Directed by David Robert Mitchell
Opens March 13
It’s like John Hughes has become John Carpenter. Those who saw writer-director David Robert Mitchell’s 2010 debut, The Myth of the American Sleepover, a portrait of adolescent hesitation whose romantic imagery belied its textual cynicism, might be surprised to see his byline on this creepy-as-fuck supernatural horror movie. But then again, maybe not. Myth’s depiction of lite pubescent debauchery—kissing, junk food, beer ‘n’ wine—played like a slasher movie with the killer edited out, leaving behind just the sensitive and wistful observations of suburban end-of-summer rituals, from skinny dipping to egging houses. It Follows opens on a suburban street similar to those wandered in the previous film—both were shot around Detroit—as though it were set in a neighboring house. Mitchell emerges not as the nostalgic chronicler of youth he might have seemed, the second coming of a Sixteen Candles maker, but as a documenter of suburban life and the variety of tales contained therein: the innocent and the awful, from Colonial Street to Elm Street.

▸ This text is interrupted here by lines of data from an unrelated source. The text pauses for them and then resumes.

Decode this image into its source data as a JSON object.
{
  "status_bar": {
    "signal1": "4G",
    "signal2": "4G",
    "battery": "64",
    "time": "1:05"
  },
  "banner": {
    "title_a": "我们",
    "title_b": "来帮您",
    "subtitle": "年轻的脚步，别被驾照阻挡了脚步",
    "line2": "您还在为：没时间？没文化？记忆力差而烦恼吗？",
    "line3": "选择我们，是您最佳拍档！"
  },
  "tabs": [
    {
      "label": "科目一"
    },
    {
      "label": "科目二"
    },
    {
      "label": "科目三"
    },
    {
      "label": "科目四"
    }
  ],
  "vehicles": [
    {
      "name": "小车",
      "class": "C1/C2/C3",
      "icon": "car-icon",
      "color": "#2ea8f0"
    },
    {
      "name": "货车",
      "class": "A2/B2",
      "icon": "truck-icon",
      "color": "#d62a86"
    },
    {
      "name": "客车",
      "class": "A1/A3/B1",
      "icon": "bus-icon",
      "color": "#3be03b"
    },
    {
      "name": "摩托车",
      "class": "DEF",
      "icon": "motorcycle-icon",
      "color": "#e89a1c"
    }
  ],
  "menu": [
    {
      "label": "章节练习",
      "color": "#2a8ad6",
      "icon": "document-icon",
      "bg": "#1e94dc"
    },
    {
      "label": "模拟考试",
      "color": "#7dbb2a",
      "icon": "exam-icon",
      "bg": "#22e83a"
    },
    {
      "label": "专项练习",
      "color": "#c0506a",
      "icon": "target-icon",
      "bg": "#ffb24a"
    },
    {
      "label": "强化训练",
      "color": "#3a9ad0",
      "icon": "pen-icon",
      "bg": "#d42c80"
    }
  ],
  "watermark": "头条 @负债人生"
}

Maika Monroe plays a coed at Wayne State who has sex one evening with her new, seemingly nice boyfriend; he cums, chloroforms her, ties her to a chair, and explains something very serious when she wakes up. Now she has It—a unique curse involving a supernatural menace, a slow-moving stalker who will always be coming after her until it kills her or she has sex with someone else and passes it on. This “Follower” can take any form it wants, usually something eldritch, like an elderly person in a hospital robe, identifiable by its undistracted, direct-line approach; oh, also, no one else can see it. Good luck!
Myth felt relatively chaste, even a little slut-shamey, and It Follows adheres to a similar if intensified morality: these characters are a few years older, graduated from making out to doing it, and thus the stakes are higher. The worst thing that could happen to Myth’s heroes? Their love could go unrequited. The worst thing that could happen to Monroe is she’ll be brutally killed, her body bent and broken. It’s easy to want to interpret this venereal hex as a personification of AIDS—the lead user-review on IMDb calls the movie “a game of psychosexual-tag-you’re-it featuring the most sinister STD ever”—but the details complicate such a reading. (You don’t get to get rid of HIV by having more sex.) Instead, it’s more about the fucked up relationship between Eros and Thanatos; the movie is so terrifying because the long takes, circular pans and goosefleshing musical cues expose something more fundamental than sexual anxiety: the persistent terror of dying, of never feeling safe, never being able to just go home and lock the door, never being able to stand still or fall asleep. The Follower is inescapable, always approaching, bound to catch up eventually—it’s certain, like taxes and that other thing. Mitchell transforms our usually abstract fears into a menace more distressing than most boogeymen. It Follows is as scary as a serious consideration of your own death.